▶ [Problem requirements] The response must consist of all the records, retyped exactly.

####

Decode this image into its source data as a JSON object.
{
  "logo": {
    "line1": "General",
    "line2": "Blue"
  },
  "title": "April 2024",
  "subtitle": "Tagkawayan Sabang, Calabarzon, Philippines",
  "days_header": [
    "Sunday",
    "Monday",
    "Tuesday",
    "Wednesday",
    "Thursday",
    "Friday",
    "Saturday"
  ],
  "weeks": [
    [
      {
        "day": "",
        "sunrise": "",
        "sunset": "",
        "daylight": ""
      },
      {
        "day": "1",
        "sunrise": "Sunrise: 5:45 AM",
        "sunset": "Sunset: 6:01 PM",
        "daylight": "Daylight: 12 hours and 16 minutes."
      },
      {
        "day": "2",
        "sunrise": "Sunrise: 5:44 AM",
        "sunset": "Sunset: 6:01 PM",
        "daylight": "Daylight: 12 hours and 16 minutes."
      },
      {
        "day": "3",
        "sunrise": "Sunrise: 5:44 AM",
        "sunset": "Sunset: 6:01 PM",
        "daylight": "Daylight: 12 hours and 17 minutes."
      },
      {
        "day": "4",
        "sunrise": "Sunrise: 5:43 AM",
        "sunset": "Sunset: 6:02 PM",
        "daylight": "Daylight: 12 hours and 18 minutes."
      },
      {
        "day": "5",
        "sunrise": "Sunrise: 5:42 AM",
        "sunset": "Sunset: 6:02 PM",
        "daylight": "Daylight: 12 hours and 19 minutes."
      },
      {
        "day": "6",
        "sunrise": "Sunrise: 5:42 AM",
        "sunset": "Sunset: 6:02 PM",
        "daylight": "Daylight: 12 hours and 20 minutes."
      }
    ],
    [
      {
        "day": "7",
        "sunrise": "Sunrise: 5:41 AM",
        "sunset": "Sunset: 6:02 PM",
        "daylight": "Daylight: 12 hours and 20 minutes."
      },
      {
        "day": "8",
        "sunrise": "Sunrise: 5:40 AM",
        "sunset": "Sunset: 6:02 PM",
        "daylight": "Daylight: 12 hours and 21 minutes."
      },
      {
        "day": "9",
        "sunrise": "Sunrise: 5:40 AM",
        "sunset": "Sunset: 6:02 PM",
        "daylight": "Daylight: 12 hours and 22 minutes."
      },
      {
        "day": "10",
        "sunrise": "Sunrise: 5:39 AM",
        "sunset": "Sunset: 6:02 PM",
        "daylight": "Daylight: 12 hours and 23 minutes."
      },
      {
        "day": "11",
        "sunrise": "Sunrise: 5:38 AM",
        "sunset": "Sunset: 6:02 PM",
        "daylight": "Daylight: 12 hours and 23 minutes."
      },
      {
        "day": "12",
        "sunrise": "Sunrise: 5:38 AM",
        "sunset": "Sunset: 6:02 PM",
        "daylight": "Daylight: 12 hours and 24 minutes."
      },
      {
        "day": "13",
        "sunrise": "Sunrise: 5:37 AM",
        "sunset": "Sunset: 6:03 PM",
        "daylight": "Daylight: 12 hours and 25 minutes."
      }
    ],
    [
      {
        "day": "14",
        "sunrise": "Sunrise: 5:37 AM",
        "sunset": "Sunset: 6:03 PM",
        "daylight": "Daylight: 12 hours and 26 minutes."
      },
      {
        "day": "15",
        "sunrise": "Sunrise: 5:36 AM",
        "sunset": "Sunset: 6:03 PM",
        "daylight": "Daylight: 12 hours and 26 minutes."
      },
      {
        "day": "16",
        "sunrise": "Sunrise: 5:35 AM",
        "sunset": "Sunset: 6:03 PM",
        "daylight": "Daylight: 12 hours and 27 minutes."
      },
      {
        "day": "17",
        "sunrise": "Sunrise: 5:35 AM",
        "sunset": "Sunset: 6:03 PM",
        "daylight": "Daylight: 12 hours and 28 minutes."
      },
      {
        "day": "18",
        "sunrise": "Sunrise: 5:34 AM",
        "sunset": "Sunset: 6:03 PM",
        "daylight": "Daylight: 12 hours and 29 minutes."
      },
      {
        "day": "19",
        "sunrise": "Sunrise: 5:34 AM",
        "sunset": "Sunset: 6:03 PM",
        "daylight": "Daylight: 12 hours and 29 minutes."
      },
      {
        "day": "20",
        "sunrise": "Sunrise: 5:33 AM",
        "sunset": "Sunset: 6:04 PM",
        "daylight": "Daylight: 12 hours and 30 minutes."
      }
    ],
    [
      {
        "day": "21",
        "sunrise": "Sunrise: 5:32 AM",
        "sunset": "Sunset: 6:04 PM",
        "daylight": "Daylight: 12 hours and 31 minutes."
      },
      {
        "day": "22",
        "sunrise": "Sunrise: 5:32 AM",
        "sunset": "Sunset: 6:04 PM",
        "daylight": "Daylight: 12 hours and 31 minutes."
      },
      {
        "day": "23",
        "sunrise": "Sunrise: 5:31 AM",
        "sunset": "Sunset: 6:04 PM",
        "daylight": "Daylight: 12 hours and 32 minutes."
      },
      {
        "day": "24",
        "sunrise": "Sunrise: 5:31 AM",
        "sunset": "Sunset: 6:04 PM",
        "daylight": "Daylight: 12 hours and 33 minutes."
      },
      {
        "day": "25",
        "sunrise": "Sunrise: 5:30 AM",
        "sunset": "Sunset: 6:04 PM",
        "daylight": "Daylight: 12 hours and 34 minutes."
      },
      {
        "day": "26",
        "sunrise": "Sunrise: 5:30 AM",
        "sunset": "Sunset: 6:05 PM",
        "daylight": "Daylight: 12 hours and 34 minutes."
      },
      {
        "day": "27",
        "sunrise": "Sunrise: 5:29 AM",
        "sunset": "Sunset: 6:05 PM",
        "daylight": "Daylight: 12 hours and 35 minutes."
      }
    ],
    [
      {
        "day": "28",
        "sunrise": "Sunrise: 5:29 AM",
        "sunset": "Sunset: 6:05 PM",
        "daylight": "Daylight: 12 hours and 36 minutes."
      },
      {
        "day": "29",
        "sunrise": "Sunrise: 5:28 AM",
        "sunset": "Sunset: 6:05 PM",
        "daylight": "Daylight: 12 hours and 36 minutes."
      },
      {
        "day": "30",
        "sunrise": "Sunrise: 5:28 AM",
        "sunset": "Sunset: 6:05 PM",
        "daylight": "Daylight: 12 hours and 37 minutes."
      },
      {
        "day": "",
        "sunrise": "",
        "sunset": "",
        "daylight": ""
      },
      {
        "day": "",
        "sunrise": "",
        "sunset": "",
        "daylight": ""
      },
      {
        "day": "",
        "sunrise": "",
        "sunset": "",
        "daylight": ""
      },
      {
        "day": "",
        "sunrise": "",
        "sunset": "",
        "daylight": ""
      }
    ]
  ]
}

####

▶ [Task output]
Decode this image into its source data as a JSON object.
{
  "logo": {
    "line1": "General",
    "line2": "Blue"
  },
  "title": "April 2024",
  "subtitle": "Tagkawayan Sabang, Calabarzon, Philippines",
  "days_header": [
    "Sunday",
    "Monday",
    "Tuesday",
    "Wednesday",
    "Thursday",
    "Friday",
    "Saturday"
  ],
  "weeks": [
    [
      {
        "day": "",
        "sunrise": "",
        "sunset": "",
        "daylight": ""
      },
      {
        "day": "1",
        "sunrise": "Sunrise: 5:45 AM",
        "sunset": "Sunset: 6:01 PM",
        "daylight": "Daylight: 12 hours and 16 minutes."
      },
      {
        "day": "2",
        "sunrise": "Sunrise: 5:44 AM",
        "sunset": "Sunset: 6:01 PM",
        "daylight": "Daylight: 12 hours and 16 minutes."
      },
      {
        "day": "3",
        "sunrise": "Sunrise: 5:44 AM",
        "sunset": "Sunset: 6:01 PM",
        "daylight": "Daylight: 12 hours and 17 minutes."
      },
      {
        "day": "4",
        "sunrise": "Sunrise: 5:43 AM",
        "sunset": "Sunset: 6:02 PM",
        "daylight": "Daylight: 12 hours and 18 minutes."
      },
      {
        "day": "5",
        "sunrise": "Sunrise: 5:42 AM",
        "sunset": "Sunset: 6:02 PM",
        "daylight": "Daylight: 12 hours and 19 minutes."
      },
      {
        "day": "6",
        "sunrise": "Sunrise: 5:42 AM",
        "sunset": "Sunset: 6:02 PM",
        "daylight": "Daylight: 12 hours and 20 minutes."
      }
    ],
    [
      {
        "day": "7",
        "sunrise": "Sunrise: 5:41 AM",
        "sunset": "Sunset: 6:02 PM",
        "daylight": "Daylight: 12 hours and 20 minutes."
      },
      {
        "day": "8",
        "sunrise": "Sunrise: 5:40 AM",
        "sunset": "Sunset: 6:02 PM",
        "daylight": "Daylight: 12 hours and 21 minutes."
      },
      {
        "day": "9",
        "sunrise": "Sunrise: 5:40 AM",
        "sunset": "Sunset: 6:02 PM",
        "daylight": "Daylight: 12 hours and 22 minutes."
      },
      {
        "day": "10",
        "sunrise": "Sunrise: 5:39 AM",
        "sunset": "Sunset: 6:02 PM",
        "daylight": "Daylight: 12 hours and 23 minutes."
      },
      {
        "day": "11",
        "sunrise": "Sunrise: 5:38 AM",
        "sunset": "Sunset: 6:02 PM",
        "daylight": "Daylight: 12 hours and 23 minutes."
      },
      {
        "day": "12",
        "sunrise": "Sunrise: 5:38 AM",
        "sunset": "Sunset: 6:02 PM",
        "daylight": "Daylight: 12 hours and 24 minutes."
      },
      {
        "day": "13",
        "sunrise": "Sunrise: 5:37 AM",
        "sunset": "Sunset: 6:03 PM",
        "daylight": "Daylight: 12 hours and 25 minutes."
      }
    ],
    [
      {
        "day": "14",
        "sunrise": "Sunrise: 5:37 AM",
        "sunset": "Sunset: 6:03 PM",
        "daylight": "Daylight: 12 hours and 26 minutes."
      },
      {
        "day": "15",
        "sunrise": "Sunrise: 5:36 AM",
        "sunset": "Sunset: 6:03 PM",
        "daylight": "Daylight: 12 hours and 26 minutes."
      },
      {
        "day": "16",
        "sunrise": "Sunrise: 5:35 AM",
        "sunset": "Sunset: 6:03 PM",
        "daylight": "Daylight: 12 hours and 27 minutes."
      },
      {
        "day": "17",
        "sunrise": "Sunrise: 5:35 AM",
        "sunset": "Sunset: 6:03 PM",
        "daylight": "Daylight: 12 hours and 28 minutes."
      },
      {
        "day": "18",
        "sunrise": "Sunrise: 5:34 AM",
        "sunset": "Sunset: 6:03 PM",
        "daylight": "Daylight: 12 hours and 29 minutes."
      },
      {
        "day": "19",
        "sunrise": "Sunrise: 5:34 AM",
        "sunset": "Sunset: 6:03 PM",
        "daylight": "Daylight: 12 hours and 29 minutes."
      },
      {
        "day": "20",
        "sunrise": "Sunrise: 5:33 AM",
        "sunset": "Sunset: 6:04 PM",
        "daylight": "Daylight: 12 hours and 30 minutes."
      }
    ],
    [
      {
        "day": "21",
        "sunrise": "Sunrise: 5:32 AM",
        "sunset": "Sunset: 6:04 PM",
        "daylight": "Daylight: 12 hours and 31 minutes."
      },
      {
        "day": "22",
        "sunrise": "Sunrise: 5:32 AM",
        "sunset": "Sunset: 6:04 PM",
        "daylight": "Daylight: 12 hours and 31 minutes."
      },
      {
        "day": "23",
        "sunrise": "Sunrise: 5:31 AM",
        "sunset": "Sunset: 6:04 PM",
        "daylight": "Daylight: 12 hours and 32 minutes."
      },
      {
        "day": "24",
        "sunrise": "Sunrise: 5:31 AM",
        "sunset": "Sunset: 6:04 PM",
        "daylight": "Daylight: 12 hours and 33 minutes."
      },
      {
        "day": "25",
        "sunrise": "Sunrise: 5:30 AM",
        "sunset": "Sunset: 6:04 PM",
        "daylight": "Daylight: 12 hours and 34 minutes."
      },
      {
        "day": "26",
        "sunrise": "Sunrise: 5:30 AM",
        "sunset": "Sunset: 6:05 PM",
        "daylight": "Daylight: 12 hours and 34 minutes."
      },
      {
        "day": "27",
        "sunrise": "Sunrise: 5:29 AM",
        "sunset": "Sunset: 6:05 PM",
        "daylight": "Daylight: 12 hours and 35 minutes."
      }
    ],
    [
      {
        "day": "28",
        "sunrise": "Sunrise: 5:29 AM",
        "sunset": "Sunset: 6:05 PM",
        "daylight": "Daylight: 12 hours and 36 minutes."
      },
      {
        "day": "29",
        "sunrise": "Sunrise: 5:28 AM",
        "sunset": "Sunset: 6:05 PM",
        "daylight": "Daylight: 12 hours and 36 minutes."
      },
      {
        "day": "30",
        "sunrise": "Sunrise: 5:28 AM",
        "sunset": "Sunset: 6:05 PM",
        "daylight": "Daylight: 12 hours and 37 minutes."
      },
      {
        "day": "",
        "sunrise": "",
        "sunset": "",
        "daylight": ""
      },
      {
        "day": "",
        "sunrise": "",
        "sunset": "",
        "daylight": ""
      },
      {
        "day": "",
        "sunrise": "",
        "sunset": "",
        "daylight": ""
      },
      {
        "day": "",
        "sunrise": "",
        "sunset": "",
        "daylight": ""
      }
    ]
  ]
}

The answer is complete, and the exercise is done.